Peer metro comparison

Kansas City ranks 10th overall in annual employment growth out of our 11 peer metros, improving one position over last month, with a growth rate of 0.6% over the 12-month period ending in August. The metro is far behind peer leaders like Austin (5.5%) and Charlotte (5.4%). 

Like last month’s report suggested, this poor performance is partly because both July and August of last year saw an unexpectedly large jump in growth than the region’s post-pandemic trend would suggest. Comparing August of this year to August 2021 makes it look like there has been little progress. We expect that next month’s annual increase in employment return to something more reflective of the region’s general pace of recovery.  Unfortunately, since August 2020, that pace has been the slowest among our peers.  

While the region’s performance on employment has been lagging, its performance on unemployment has not.  At 2.7% in August, the region’s unemployment rate is tied with Indianapolis and Nashville for the second-lowest among the region’s peers.
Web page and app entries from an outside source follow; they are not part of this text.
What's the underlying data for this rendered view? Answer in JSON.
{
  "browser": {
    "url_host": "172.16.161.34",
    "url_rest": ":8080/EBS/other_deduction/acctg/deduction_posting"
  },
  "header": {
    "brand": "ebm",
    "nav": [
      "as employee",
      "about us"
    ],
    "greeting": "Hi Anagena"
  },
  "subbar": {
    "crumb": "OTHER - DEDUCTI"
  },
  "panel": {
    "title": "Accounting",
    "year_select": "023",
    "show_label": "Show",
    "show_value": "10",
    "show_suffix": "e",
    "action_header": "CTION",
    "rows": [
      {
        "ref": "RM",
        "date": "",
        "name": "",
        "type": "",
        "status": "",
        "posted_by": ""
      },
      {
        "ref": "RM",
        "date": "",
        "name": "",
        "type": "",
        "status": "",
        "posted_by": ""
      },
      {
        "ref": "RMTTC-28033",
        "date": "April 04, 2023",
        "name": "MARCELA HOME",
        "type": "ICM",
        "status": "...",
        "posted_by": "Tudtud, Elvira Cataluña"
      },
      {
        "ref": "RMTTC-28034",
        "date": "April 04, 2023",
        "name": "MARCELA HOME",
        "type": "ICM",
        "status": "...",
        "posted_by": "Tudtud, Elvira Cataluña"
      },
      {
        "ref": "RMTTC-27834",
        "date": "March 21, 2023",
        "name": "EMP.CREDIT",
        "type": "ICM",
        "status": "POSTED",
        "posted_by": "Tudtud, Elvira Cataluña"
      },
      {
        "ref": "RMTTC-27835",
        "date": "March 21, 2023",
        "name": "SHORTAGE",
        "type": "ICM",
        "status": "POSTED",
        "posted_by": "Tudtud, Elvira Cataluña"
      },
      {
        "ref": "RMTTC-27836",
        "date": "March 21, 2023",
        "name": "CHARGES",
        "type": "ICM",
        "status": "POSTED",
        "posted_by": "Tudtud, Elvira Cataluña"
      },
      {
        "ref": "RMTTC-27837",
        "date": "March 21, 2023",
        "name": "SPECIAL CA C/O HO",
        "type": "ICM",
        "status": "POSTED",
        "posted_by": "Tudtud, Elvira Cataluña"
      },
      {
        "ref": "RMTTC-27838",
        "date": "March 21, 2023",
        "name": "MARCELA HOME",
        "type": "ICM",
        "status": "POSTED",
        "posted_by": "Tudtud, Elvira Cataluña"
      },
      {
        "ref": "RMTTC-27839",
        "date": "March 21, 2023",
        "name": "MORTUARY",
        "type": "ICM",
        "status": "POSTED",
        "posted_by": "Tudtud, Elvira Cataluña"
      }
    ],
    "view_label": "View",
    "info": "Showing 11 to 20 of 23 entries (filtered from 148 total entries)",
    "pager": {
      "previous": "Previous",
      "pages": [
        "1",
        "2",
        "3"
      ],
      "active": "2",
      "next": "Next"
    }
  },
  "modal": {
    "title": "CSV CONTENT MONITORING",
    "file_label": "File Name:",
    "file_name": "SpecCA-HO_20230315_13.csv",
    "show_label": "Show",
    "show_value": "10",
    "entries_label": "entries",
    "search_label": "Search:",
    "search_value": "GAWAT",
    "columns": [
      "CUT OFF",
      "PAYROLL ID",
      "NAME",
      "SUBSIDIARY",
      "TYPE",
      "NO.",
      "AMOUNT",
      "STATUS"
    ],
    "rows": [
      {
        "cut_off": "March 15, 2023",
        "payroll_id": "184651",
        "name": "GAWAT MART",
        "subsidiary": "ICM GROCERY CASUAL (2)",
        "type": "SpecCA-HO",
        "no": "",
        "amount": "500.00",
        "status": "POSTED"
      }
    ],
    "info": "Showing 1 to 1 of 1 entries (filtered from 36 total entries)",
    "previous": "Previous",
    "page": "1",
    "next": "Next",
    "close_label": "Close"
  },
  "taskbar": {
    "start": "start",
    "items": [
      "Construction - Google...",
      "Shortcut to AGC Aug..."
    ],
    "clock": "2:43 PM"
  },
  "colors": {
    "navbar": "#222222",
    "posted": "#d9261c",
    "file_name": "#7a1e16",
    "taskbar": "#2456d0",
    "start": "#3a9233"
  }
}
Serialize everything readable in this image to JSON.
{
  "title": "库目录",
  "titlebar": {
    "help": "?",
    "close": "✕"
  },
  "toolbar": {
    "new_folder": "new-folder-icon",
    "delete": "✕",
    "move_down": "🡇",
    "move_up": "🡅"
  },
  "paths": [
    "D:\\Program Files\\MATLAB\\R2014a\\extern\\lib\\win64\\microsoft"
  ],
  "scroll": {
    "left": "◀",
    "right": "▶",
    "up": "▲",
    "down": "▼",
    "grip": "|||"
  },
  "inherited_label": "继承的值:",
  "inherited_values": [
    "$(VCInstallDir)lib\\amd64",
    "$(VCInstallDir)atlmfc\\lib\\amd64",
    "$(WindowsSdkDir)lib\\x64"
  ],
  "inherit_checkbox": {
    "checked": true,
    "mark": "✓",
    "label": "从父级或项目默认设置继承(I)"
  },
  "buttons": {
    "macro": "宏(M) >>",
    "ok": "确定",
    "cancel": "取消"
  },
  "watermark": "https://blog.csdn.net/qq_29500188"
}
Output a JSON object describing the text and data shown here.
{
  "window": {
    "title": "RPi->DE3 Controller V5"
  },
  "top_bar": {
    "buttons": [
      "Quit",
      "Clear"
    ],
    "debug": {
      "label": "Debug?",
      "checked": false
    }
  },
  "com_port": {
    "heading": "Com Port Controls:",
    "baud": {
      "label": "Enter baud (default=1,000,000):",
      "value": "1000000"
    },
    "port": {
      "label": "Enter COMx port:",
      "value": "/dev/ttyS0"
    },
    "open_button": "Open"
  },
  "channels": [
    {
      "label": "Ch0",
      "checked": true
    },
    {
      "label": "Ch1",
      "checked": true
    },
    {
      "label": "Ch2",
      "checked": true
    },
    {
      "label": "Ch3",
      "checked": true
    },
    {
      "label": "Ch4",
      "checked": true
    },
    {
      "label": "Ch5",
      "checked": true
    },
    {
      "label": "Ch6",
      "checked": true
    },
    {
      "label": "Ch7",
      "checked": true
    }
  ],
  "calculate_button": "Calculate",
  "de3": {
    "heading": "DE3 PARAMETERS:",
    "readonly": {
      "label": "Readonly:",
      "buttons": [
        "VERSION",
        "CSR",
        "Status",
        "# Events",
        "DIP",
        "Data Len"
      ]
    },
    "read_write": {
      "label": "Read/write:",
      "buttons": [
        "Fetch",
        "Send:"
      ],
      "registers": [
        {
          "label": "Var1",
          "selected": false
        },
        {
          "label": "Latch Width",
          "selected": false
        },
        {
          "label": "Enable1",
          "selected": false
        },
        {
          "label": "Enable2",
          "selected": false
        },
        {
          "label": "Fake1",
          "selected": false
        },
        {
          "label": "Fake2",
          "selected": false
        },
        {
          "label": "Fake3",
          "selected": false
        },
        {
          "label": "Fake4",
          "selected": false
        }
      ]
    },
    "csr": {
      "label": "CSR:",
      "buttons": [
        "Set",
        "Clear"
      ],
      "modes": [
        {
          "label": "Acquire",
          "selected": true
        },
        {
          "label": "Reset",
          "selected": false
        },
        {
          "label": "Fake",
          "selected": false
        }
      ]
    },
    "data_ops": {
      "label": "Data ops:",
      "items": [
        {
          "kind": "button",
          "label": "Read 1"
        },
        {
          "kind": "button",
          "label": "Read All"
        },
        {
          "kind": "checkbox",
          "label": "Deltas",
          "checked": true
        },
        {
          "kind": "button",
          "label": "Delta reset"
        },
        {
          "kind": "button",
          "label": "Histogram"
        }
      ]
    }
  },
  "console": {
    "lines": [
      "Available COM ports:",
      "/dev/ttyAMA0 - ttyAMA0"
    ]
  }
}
Minneapolis has the lowest unemployment rate at 1.9%. 

Specific industries

The Professional/Technical Services, Health Services and Construction industries led the way in creating jobs over the past year, each adding about 4,500 jobs. These industries are followed by the Transportation & Utilities industry, which added 1,600 jobs in the past 12 months. On the downside, both Administrative Support and Financial Activities lost more than 3,000 jobs during this period.

Construction has been growing consistently since the earliest days of the pandemic, mostly related to new distribution space to support greater use of e-commerce.  This also explains the growth in Transportation as both delivery services and the warehousing of products to be delivered are included in this industry. However, it is only within the last year or so that Professional/Technical Services and Health Services have begun accelerating.

Meanwhile, Financial services employment has been declining since before the pandemic began due to both industry consolidation and shifts to online transactions. The decline in Administrative Support is more recent and may be a signal of a slowing economy since temporary workers are included in this sector and these are among the first to be cut when the economy slows.

August continues to add new employment to the Kansas City region, though still at a slow rate.  It is likely that labor scarcity is contributing to this, given the region’s exceptionally low unemployment rate. National policy, however, seeks to slow the economy to cool off a very tight labor market and reduce inflationary pressures. The Federal Reserve has signaled that they intend to be aggressive at raising rates to achieve these aims. Because of this, growth should slow further in the near- to medium-term. The Federal Reserve still believes it is possible to engineer a “soft landing” where the level of employment slows but does not decline. Yet, given how quickly the Federal Reserve Open Market Committee is raising short-term interest rates, it seems increasingly likely that employment declines could nonetheless occur within the next six months.